Sunday Run Me Over kicks off with “Goddamn Holy Roll,” an urgent gospel-infested rocker with some devilish slide guitar from Lawyer Dave. It’s followed by the slow, menacing “They Say,” another showcase for Dave’s slide. And this is followed by “Tank” — with some chicken-scratching lead guitar that sounds as if Jerry Reed has risen from the dead. “One for the Road” is a clunky-funky waltz that has echoes of vaudeville or English music hall songs.
While Golightly wrote most of the songs here, The Brokeoffs also do some wonderful covers. “I Forgot More” is a sad, sweet country tune made famous by The Davis Sisters (though I first heard it done by Johnny Cash in the ’60s).
Lawyer Dave steps out front to sing a hilarious take on an old Mac Davis novelty, “It’s Hard to Be Humble.”
(Involuntary flashback: back when I was a substitute teacher about 30 years ago, I overheard a girl at a local junior high talking to her friend say, “Did you see Mac Davis on TV last night? He sang the most conceited song!” Irony deficiency is a most tragic condition.)
The most subversive cover song I’ve heard lately is The Brokeoffs’ rewrite of Wayne Raney’s finger-wagging classic, “We Need a Lot More of Jesus (And a Lot Less Rock and Roll).” Golightly has retitled it, “A Whole Lot More …” and, true to her punk-rock heritage, basically reversed the sentiment, singing “We need a whole lot less of Jesus and a lot more rock ’n’ roll.”
The couple harmonizes, “You can read it in the morning paper, hear it on the radio/Christ has taken the nation, and we don’t all want to go.” I hope their neighbors in rural Georgia understand.
Herr is an Albuquerque singer who has a warble in her voice that may remind you of Chrissie Hynde.
A follow-up to her 2009 album Lullabies & Cautionary Tales, Americana Hotel is a collection of 11 original songs, plus one impressive drum-heavy cover of Bruce Springsteen’s “State Trooper.” Hopefully she’ll be doing this one on Saturday, as well as the title song and “Townes,” which may or may not be a tribute to the late Mr. Van Zandt.
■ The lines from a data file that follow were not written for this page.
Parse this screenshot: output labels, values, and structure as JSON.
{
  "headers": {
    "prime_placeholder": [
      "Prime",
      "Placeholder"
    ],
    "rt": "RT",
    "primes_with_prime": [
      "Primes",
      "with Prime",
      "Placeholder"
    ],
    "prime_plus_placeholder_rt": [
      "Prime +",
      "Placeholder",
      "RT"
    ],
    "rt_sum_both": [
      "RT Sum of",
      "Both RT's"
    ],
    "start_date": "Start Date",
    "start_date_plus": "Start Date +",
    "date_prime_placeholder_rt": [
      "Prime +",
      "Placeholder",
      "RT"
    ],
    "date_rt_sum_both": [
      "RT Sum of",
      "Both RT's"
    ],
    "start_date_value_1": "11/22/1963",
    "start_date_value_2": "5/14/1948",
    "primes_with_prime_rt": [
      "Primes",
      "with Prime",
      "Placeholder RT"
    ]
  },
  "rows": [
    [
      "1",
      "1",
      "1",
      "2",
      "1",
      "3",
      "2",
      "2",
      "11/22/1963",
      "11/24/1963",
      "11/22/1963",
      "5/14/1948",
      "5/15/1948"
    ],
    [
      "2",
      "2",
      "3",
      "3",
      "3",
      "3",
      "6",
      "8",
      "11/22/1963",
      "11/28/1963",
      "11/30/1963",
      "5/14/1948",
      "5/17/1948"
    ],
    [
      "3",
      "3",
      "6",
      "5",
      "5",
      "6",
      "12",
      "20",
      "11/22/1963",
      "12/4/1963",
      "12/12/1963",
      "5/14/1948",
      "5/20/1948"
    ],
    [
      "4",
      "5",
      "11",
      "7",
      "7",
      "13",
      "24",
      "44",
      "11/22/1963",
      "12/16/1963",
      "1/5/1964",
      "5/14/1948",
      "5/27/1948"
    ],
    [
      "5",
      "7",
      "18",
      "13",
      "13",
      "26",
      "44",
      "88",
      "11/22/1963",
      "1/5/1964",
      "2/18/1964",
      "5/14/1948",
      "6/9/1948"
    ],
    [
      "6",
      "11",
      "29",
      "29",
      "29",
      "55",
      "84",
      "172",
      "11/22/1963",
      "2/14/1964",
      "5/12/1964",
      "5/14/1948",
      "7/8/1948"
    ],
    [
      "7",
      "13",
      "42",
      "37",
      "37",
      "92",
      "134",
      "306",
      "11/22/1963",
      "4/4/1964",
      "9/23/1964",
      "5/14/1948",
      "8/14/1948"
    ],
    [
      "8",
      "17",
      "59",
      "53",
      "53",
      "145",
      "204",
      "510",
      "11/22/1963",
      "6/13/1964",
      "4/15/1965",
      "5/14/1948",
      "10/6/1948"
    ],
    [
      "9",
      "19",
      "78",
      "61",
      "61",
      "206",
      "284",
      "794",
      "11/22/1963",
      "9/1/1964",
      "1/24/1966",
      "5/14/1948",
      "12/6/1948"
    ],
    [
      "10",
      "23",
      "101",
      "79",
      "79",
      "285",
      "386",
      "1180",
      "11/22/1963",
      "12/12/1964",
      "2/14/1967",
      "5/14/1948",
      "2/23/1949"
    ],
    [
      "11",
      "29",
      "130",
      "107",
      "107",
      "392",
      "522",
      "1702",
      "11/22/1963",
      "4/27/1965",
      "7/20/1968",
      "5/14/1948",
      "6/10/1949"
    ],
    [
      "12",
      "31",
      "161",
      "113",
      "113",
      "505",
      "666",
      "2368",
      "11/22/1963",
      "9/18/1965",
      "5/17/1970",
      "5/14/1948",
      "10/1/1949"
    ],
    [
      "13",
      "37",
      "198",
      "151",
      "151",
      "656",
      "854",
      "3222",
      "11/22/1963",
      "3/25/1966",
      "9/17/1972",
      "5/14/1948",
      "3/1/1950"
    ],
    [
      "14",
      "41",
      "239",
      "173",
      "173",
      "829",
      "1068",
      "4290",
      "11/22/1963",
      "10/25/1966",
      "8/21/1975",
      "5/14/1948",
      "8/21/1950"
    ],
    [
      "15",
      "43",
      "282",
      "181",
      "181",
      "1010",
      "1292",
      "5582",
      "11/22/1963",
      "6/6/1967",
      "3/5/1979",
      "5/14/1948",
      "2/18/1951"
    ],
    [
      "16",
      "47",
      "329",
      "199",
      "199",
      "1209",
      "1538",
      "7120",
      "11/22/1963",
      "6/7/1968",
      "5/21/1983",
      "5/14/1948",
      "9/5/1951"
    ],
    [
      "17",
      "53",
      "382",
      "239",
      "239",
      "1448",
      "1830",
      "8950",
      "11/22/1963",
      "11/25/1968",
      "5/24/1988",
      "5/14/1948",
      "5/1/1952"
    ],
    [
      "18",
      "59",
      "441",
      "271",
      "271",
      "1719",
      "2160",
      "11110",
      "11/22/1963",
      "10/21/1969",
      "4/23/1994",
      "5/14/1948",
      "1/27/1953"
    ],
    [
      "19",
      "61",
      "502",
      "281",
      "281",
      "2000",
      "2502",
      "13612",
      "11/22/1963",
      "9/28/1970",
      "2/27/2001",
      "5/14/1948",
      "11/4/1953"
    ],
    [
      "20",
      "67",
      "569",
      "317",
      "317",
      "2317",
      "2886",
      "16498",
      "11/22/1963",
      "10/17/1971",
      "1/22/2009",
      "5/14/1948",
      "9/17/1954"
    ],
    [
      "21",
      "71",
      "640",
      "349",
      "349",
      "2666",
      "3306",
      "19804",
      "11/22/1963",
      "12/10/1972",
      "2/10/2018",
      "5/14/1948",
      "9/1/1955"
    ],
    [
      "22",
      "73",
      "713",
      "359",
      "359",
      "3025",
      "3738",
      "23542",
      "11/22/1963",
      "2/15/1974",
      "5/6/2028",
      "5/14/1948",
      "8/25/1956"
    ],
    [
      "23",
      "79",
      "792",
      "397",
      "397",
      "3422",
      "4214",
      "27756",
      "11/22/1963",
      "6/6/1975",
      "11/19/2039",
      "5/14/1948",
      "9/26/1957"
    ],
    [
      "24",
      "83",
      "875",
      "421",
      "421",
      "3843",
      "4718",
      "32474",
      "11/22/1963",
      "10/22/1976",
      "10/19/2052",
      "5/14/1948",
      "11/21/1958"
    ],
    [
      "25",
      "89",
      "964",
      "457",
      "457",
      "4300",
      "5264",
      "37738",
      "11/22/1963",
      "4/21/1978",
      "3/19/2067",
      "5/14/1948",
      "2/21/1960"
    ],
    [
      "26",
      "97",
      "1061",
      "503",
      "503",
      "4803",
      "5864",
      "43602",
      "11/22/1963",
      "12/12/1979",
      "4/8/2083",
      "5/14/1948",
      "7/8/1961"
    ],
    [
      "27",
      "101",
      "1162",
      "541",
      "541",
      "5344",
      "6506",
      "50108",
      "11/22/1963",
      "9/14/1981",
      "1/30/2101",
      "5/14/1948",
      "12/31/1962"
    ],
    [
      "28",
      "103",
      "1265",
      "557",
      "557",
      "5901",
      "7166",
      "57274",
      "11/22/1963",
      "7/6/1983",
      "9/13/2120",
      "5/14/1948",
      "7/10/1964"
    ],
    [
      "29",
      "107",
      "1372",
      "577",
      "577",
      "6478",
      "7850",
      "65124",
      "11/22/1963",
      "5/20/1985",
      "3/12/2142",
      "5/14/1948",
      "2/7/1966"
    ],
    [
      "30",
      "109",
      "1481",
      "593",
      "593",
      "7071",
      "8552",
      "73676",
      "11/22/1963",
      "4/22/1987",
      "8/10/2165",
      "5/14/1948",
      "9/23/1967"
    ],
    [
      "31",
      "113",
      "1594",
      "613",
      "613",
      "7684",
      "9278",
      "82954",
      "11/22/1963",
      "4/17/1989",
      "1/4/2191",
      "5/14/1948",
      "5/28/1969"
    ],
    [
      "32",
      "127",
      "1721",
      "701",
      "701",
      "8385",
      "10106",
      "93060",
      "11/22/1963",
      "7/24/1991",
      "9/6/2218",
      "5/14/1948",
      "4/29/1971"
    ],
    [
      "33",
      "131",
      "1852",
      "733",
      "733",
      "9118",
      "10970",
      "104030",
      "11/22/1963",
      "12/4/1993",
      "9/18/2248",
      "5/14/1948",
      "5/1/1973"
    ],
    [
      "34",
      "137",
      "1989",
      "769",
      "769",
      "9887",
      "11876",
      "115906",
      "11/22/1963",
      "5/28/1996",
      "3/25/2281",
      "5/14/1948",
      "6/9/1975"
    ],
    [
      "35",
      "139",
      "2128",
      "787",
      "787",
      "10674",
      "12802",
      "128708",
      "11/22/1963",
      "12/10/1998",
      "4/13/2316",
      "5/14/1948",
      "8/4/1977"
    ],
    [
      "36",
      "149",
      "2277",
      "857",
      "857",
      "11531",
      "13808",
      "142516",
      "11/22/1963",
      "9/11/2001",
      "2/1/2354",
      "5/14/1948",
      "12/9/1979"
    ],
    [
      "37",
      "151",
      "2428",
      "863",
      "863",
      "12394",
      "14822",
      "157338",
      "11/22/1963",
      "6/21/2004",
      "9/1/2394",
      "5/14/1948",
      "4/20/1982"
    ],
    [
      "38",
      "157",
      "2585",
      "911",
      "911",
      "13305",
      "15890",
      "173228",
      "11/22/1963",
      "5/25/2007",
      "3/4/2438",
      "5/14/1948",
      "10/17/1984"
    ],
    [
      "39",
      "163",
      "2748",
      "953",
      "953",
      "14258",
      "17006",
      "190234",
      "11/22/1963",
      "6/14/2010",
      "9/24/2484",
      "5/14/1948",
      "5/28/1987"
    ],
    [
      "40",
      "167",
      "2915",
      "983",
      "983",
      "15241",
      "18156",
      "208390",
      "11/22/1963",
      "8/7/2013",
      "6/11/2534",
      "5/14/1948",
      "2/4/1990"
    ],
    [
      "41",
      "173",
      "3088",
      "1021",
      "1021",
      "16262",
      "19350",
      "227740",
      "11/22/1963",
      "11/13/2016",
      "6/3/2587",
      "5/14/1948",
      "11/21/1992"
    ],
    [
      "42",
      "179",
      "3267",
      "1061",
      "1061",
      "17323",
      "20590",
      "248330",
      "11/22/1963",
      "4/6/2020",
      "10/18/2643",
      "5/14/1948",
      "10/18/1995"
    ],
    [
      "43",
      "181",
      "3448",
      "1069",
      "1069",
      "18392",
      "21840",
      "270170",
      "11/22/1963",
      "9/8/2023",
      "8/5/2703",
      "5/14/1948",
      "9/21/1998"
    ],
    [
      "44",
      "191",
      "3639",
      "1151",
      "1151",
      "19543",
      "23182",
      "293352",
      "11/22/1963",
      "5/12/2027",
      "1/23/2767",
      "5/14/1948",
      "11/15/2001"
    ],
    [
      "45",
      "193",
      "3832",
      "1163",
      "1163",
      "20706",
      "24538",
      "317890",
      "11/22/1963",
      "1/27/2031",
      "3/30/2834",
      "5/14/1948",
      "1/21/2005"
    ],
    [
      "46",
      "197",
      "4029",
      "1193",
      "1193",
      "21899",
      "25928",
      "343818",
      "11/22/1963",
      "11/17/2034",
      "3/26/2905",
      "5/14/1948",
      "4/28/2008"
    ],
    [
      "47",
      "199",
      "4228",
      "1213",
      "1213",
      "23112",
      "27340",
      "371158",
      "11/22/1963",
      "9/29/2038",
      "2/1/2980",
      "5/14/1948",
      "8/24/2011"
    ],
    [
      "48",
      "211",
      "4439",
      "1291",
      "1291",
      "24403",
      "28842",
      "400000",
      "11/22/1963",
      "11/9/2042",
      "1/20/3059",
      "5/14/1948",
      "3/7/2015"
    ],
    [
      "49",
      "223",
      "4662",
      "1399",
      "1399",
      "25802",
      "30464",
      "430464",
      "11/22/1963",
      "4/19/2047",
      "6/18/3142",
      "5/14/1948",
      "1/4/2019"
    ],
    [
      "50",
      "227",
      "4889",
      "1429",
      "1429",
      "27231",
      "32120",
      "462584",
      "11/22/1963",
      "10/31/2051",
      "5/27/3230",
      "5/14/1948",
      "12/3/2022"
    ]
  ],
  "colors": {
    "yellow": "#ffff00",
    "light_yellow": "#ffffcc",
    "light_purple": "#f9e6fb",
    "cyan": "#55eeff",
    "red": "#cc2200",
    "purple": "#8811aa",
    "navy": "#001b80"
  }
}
Here's Our Miss Brooke doing an early version of "Late Night Lover."
And here's Holly Golightly & The Brokeoffs singing about the Rapture